No excuses, just reasons.

Ino excuses‘m a big fan of traditional discipline. I believe that school rules need to be simple, memorable, minimal and clearly communicated to all students. They need to be applied consistently and fairly. They work best when there’s a communal language used by all staff. In short, they need to be as black and white as possible.

However, I do believe that there are grey areas that are absolutely necessary to allow for, as at the end of the day we’re all human, and we’re dealing with children who will make mistakes, as well as families who sometimes need the carrot and not the stick.

Like so many others, I teach in an area of social and economic deprivation. When it comes to some just reasonsrules, like our uniform policy, there needs to be a balance of no excuses and reasons to forgive ‘transgressions’. That discretion is up to all of us to manage, but perhaps in particular our pastoral staff and senior leadership team. Their relationships with parents is crucial – they need to know the difference between a student who simply decided to wear their trainers to school and a student whose parents or carers simply can’t afford new shoes when old ones are lost or damaged. Students from less affluent families – most often our pupil premium students – shouldn’t be punished further because of a lack of disposable income in their household.
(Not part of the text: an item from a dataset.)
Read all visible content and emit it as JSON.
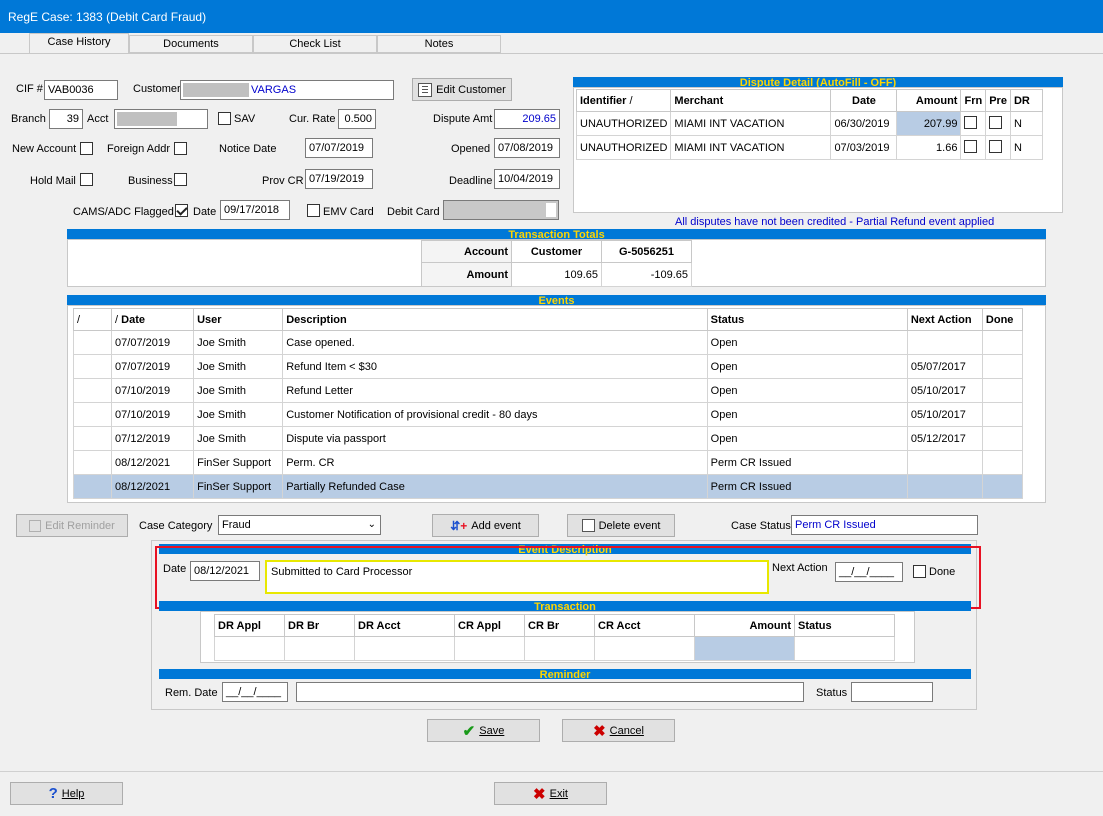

That’s why, despite being a bit of a fan of some of the things that are done at the Michaela Community School, like their English department’s approach to marking, I’m really just horrified by this letter which threatens students with punishment by isolation – and the lack of a hot meal – because their parent/s or carers haven’t paid what to many is a hefty sum in advance. I suspect that, if the Michaela intake is anything like ours, that there could well be a number of those students in isolation who rely on that hot meal at school as their only hot meal of the day. It certainly wouldn’t surprise me if that was the case. Therefore not only are students being punished for the actions of others which are outside of their own control by being isolated, they could well be being punished a second time by being denied a hot meal.

I’m quite certain that there is more to this story that has been reported. I’m quite certain that there’s a whole other side of it to be told by the school. I definitely have an intense dislike for seeing those stories in the tabloids about students being punished for not following school rules, for example by having an ‘extreme’ haircut – you agree to follow the rules of the school when you sign up your child to go there, and you shouldn’t complain when there are punishments for breaking the rules unnecessarily. I don’t know what other factors influenced this particular case, but the very fact that a generic letter was sent out suggests that it was going to more than one family and therefore it’s policy, rather than dealing with an individual case.
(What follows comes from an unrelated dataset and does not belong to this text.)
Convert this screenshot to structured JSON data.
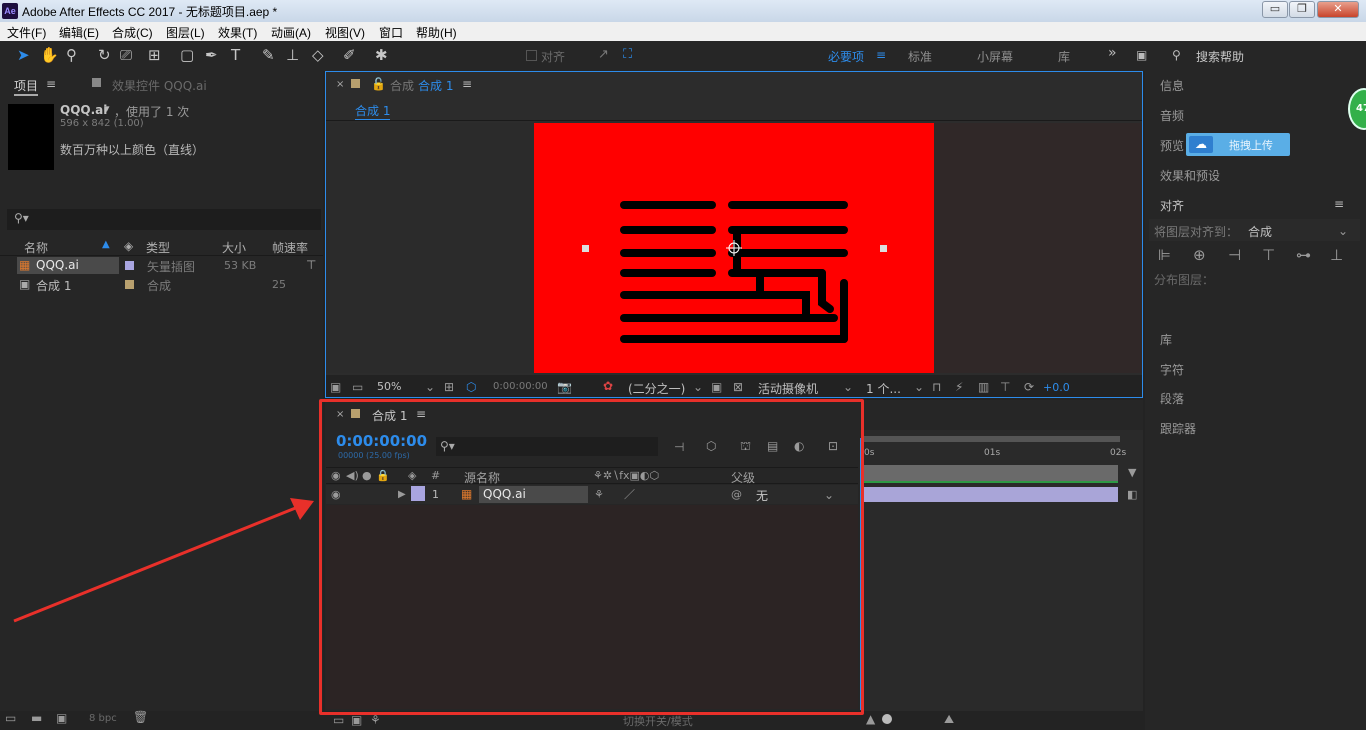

This blog was apparently written by the same deputy head who devised the lunchtime isolation policy. As I said at the beginning, I’m all for traditional methods of discipline, but this policy and the description of Michaela students in that post just brings this to mind, and that’s what’s most worrying of all:

 

Advertisements

One thought on “No excuses, just reasons.

  1. Except the whole “only hot meal of the day” argument is redundant in secondary schools because:

    a) you don’t know what is going on at home and so can’t say if child only has one hot meal.
    b) apart from FSM children you don’t know the circumstances of parents.
    c) if you give choice (which Michaela doesn’t) to parents and pupils regarding lunch then you have to assume those who didn’t buy one, had one brought in.

    Therefore this particular child would have fallen under the radar of the vast majority of secondary schools in other circumstances.

Leave a Reply

Fill in your details below or click an icon to log in:

WordPress.com Logo

You are commenting using your WordPress.com account. Log Out / Change )

Twitter picture

You are commenting using your Twitter account. Log Out / Change )

Facebook photo

You are commenting using your Facebook account. Log Out / Change )

Google+ photo

You are commenting using your Google+ account. Log Out / Change )

Connecting to %s